Problem: Identify each line in the records below that contains the word "arena", and copy it.

Stored data:
------------------------------------------------

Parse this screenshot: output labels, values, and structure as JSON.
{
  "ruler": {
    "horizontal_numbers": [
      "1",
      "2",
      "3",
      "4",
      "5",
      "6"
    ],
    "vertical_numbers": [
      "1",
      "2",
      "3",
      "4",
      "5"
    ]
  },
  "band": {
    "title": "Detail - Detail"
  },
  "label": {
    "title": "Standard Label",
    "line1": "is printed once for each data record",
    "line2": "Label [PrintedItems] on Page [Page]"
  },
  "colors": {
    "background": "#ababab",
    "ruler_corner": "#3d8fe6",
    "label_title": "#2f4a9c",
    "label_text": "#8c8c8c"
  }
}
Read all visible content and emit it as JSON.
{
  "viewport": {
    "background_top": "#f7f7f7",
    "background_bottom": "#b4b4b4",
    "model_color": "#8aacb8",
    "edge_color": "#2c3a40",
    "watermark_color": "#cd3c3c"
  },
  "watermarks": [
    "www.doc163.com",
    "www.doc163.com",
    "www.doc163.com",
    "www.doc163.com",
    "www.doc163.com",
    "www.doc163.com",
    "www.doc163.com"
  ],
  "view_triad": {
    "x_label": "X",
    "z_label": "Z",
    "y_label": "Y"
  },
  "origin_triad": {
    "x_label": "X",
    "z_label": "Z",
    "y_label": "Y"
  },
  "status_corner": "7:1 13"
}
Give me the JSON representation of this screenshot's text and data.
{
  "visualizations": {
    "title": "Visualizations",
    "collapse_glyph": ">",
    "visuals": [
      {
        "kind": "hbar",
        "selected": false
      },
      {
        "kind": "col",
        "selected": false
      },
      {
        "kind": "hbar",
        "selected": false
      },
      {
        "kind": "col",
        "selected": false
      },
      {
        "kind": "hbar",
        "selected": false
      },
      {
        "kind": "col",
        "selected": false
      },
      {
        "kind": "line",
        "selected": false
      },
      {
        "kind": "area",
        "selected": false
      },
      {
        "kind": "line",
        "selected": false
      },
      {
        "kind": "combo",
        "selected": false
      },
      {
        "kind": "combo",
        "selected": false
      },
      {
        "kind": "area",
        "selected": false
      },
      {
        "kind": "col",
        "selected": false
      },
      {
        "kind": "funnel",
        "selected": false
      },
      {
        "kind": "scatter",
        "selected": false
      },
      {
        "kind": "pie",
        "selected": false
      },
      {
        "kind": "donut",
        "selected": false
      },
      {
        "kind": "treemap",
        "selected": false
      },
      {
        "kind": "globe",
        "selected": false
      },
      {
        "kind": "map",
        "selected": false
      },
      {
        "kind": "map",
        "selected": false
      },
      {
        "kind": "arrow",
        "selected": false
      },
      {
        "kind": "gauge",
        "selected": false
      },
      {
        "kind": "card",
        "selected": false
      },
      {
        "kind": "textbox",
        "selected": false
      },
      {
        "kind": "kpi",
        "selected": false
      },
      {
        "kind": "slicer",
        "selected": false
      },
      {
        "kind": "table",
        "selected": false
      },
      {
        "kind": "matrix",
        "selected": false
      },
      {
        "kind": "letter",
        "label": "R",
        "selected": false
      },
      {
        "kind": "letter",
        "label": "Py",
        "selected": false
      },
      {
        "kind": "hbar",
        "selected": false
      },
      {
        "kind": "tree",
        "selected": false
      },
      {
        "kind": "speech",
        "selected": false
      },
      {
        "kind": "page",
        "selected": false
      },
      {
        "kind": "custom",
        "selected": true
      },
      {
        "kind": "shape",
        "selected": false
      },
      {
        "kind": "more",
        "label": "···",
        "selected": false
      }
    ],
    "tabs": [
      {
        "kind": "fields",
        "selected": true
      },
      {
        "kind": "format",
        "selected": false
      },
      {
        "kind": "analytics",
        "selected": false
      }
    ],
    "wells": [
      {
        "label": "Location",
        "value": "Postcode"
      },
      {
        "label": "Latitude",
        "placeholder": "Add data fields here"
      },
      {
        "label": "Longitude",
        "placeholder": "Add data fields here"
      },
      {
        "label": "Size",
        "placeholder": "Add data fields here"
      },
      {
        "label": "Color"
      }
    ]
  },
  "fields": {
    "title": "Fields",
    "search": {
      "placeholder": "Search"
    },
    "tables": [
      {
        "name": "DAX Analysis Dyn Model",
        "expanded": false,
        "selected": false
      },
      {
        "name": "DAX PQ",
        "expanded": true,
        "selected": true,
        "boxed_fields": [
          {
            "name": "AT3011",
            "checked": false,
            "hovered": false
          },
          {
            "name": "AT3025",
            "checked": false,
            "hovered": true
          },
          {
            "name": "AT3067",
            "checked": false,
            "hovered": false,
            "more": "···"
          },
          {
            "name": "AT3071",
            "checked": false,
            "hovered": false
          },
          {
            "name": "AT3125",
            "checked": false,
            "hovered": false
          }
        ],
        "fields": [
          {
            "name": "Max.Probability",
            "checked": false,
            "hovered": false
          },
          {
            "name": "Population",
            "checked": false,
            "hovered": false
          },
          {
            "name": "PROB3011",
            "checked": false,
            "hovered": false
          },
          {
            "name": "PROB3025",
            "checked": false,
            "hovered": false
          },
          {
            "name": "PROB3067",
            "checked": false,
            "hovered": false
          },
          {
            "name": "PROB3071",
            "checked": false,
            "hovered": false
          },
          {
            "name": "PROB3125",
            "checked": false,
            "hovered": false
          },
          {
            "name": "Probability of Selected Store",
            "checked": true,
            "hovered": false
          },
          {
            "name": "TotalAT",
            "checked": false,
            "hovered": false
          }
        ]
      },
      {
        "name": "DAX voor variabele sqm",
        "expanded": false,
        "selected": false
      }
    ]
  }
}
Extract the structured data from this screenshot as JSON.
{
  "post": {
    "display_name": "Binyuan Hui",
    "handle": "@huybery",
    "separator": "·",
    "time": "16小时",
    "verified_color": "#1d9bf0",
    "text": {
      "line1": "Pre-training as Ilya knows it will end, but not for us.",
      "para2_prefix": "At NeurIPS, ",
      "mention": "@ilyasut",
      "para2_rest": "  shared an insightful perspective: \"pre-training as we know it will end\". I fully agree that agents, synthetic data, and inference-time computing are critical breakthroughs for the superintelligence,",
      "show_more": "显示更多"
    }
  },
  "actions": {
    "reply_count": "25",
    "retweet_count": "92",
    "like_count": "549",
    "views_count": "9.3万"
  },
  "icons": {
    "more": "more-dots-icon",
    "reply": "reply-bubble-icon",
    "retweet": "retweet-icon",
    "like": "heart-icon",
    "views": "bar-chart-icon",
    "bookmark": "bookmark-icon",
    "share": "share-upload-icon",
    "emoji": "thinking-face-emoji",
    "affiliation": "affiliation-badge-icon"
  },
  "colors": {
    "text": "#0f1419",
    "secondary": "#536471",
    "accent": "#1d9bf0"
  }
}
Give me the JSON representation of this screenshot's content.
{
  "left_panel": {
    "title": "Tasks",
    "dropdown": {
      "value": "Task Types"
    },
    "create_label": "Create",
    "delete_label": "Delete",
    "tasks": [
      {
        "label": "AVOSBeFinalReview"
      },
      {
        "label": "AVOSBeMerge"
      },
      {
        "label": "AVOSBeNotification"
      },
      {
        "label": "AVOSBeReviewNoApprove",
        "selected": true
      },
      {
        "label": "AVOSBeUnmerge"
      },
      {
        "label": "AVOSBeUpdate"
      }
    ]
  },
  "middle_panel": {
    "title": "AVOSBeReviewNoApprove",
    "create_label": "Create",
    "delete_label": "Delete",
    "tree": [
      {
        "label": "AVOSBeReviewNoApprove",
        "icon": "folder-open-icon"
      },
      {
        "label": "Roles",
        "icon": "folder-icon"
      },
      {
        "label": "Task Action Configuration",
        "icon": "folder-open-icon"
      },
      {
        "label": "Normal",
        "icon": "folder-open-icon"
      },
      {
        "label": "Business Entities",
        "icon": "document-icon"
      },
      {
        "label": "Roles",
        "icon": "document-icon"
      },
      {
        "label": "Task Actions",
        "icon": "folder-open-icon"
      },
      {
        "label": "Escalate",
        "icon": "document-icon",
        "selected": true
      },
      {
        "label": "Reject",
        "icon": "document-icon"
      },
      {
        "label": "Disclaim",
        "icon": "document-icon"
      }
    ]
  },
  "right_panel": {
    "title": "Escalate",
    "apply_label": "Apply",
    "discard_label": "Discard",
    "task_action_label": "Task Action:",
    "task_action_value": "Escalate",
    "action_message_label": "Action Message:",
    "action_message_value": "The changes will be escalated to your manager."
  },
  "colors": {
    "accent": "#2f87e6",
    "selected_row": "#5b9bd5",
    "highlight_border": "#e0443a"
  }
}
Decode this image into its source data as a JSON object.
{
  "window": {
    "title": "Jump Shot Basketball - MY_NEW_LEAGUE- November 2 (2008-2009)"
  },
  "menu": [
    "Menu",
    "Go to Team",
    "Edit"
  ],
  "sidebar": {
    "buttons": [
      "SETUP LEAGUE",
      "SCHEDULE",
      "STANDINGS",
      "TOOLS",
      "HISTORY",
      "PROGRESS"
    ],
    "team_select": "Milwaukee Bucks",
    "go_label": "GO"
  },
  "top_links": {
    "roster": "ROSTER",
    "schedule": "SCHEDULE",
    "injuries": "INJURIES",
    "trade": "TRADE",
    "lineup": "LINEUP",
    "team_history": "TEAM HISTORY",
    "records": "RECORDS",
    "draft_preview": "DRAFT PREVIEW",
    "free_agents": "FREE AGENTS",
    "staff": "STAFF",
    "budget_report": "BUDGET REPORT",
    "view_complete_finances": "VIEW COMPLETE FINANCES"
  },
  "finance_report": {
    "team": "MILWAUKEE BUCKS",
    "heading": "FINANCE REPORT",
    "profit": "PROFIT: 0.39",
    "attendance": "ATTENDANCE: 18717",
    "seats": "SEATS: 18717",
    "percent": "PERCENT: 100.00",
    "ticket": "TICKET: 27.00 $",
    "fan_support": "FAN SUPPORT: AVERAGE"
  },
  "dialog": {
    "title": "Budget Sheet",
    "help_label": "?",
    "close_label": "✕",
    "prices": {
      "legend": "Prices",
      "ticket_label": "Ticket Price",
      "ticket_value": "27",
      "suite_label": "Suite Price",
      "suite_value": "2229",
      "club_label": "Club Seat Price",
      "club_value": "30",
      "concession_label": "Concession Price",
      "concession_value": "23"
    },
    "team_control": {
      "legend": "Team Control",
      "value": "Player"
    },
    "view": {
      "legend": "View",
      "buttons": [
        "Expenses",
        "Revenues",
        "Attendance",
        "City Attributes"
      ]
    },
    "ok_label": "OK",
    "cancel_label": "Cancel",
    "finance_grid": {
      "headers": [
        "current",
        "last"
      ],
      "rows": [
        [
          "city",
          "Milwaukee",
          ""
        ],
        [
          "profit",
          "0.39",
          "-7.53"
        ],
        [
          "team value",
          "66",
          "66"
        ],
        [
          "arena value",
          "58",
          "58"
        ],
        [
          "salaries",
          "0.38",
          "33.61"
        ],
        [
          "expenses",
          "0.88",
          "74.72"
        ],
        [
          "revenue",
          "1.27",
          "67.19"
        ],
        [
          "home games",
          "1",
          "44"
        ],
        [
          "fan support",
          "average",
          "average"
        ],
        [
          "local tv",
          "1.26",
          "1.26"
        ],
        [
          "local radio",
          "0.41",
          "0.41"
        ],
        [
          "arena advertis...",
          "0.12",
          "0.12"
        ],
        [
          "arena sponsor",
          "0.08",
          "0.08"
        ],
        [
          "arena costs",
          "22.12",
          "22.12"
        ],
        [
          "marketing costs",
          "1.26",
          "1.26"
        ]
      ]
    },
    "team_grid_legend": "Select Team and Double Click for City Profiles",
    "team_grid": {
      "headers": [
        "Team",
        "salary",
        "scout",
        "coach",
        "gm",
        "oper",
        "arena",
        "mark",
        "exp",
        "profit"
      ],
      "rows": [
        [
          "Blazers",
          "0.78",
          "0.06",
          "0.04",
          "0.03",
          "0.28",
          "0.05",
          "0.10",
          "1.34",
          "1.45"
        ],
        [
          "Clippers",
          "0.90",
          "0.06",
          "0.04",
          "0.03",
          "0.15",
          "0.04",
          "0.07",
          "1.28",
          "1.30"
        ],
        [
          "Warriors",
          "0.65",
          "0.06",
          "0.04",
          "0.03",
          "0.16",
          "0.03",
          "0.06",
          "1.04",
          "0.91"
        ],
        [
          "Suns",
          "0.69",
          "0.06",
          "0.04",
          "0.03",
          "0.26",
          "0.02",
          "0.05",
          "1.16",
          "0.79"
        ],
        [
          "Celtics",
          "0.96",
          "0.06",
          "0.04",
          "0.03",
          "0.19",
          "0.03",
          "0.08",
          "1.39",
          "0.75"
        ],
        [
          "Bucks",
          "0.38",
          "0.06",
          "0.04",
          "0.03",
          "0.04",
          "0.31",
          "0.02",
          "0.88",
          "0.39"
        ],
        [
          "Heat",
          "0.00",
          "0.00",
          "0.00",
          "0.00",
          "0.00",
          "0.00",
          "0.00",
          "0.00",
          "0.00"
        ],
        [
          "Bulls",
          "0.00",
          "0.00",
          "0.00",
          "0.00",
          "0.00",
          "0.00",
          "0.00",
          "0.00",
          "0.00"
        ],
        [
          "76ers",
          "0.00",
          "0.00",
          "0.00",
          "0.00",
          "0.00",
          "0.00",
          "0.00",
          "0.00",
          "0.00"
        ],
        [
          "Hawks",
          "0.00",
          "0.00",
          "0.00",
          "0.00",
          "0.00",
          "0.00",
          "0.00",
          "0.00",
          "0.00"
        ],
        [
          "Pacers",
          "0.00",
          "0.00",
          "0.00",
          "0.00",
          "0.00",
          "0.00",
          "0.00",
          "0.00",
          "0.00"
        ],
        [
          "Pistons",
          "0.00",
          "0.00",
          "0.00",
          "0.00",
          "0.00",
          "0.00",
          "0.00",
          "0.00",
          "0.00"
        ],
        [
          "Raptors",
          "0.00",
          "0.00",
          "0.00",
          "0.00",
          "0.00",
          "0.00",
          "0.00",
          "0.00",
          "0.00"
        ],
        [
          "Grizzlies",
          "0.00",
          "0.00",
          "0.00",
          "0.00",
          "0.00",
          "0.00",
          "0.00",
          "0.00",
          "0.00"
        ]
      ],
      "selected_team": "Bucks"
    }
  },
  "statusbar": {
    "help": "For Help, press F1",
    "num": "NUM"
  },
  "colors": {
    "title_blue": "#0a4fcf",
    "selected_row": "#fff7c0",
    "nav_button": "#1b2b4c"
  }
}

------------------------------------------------

Exercise solution:
          "arena value",
          "arena advertis...",
          "arena sponsor",
          "arena costs",
        "arena",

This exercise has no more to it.